[Data excerpts]
★ ★ ★ ★ ★
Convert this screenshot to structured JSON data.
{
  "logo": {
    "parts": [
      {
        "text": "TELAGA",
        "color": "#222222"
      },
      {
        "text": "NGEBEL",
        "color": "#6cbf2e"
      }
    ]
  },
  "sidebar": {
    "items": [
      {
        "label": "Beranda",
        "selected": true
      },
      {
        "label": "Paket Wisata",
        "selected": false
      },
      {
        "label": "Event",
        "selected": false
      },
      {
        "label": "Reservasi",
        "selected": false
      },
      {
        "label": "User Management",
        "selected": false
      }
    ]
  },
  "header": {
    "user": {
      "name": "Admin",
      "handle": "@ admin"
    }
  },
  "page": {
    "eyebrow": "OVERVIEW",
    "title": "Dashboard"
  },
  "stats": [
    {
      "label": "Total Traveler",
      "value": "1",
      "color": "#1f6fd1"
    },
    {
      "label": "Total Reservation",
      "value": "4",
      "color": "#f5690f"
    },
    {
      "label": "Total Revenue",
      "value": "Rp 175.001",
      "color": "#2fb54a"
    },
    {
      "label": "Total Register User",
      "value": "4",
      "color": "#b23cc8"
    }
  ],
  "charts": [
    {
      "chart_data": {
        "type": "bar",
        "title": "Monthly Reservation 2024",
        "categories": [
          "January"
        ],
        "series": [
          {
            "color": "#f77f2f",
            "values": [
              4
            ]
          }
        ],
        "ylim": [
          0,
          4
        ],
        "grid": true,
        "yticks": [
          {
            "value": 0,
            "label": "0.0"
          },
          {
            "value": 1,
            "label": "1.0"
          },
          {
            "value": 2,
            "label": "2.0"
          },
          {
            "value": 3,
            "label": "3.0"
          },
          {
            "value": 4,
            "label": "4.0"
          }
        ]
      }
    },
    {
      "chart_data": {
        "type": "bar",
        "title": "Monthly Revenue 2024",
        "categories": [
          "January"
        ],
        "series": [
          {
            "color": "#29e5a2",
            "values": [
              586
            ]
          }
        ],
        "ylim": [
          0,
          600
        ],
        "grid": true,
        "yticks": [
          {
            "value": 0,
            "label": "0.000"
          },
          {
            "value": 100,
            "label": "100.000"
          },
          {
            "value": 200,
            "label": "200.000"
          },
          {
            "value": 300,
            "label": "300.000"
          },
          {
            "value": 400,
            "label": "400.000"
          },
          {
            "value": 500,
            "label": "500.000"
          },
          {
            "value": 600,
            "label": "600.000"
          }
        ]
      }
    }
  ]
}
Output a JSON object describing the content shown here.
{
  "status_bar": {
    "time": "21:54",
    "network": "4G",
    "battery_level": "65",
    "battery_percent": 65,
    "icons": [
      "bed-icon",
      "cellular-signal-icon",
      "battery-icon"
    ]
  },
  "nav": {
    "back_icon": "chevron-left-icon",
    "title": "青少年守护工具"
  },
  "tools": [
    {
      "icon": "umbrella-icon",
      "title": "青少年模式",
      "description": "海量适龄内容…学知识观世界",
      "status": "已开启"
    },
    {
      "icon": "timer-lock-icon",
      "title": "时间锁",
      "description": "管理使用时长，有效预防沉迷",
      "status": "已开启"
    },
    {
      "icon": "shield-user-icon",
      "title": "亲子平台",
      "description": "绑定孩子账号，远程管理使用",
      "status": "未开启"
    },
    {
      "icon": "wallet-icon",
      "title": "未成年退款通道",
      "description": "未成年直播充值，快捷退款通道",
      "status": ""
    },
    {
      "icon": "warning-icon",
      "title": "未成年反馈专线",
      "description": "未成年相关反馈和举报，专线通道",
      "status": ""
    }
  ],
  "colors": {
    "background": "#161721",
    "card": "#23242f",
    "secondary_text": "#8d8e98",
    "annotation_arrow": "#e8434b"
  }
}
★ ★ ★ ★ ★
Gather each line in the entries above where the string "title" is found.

    "title": "Dashboard"
        "title": "Monthly Reservation 2024",
        "title": "Monthly Revenue 2024",
    "title": "青少年守护工具"
      "title": "青少年模式",
      "title": "时间锁",
      "title": "亲子平台",
      "title": "未成年退款通道",
      "title": "未成年反馈专线",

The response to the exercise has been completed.